### Task requirements
Search term "false": copy each line of the data containing it.

Stored items from a collection

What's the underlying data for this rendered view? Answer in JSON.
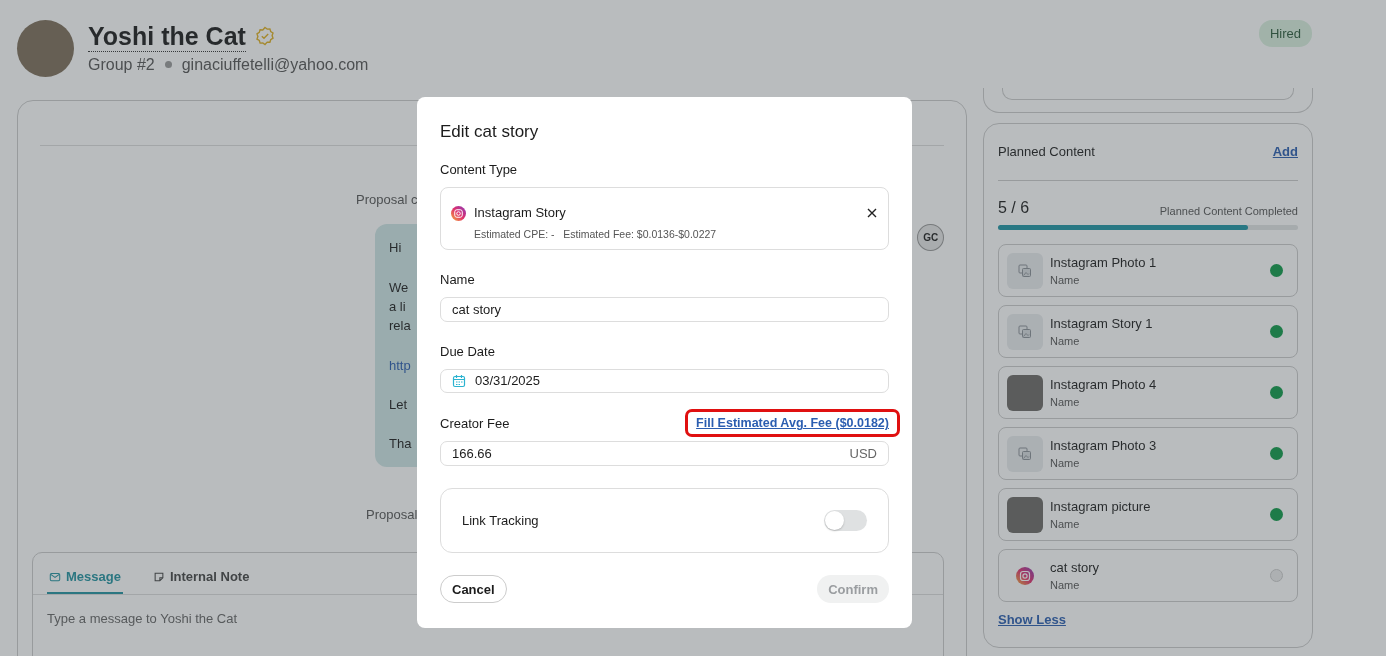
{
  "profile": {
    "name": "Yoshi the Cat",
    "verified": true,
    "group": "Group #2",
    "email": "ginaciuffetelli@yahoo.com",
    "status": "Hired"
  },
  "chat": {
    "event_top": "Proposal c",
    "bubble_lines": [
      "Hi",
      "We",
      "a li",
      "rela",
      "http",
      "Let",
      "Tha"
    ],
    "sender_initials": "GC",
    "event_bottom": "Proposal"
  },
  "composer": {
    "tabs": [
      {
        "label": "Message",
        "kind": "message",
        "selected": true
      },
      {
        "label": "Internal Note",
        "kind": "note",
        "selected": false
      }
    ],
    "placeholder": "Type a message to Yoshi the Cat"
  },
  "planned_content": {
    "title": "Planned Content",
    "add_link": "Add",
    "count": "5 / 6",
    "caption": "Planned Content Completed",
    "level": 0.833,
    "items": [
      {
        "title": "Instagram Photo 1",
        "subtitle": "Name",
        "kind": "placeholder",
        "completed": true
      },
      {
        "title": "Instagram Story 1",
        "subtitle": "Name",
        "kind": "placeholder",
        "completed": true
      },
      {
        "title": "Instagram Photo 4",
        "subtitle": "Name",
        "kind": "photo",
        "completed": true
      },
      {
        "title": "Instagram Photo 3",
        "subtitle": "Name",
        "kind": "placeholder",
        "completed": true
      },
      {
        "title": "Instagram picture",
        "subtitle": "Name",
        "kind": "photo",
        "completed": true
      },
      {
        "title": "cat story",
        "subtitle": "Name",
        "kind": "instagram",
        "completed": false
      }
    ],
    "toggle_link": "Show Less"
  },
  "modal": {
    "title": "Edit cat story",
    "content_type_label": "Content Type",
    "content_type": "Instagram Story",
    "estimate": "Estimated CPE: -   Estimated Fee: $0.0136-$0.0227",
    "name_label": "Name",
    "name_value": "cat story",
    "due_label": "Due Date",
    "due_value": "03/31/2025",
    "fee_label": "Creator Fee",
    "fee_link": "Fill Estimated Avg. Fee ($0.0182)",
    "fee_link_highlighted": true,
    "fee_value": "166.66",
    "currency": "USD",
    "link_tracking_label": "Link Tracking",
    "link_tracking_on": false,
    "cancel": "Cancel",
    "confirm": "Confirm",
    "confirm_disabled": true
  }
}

### Task response
        "selected": false
        "completed": false
    "link_tracking_on": false,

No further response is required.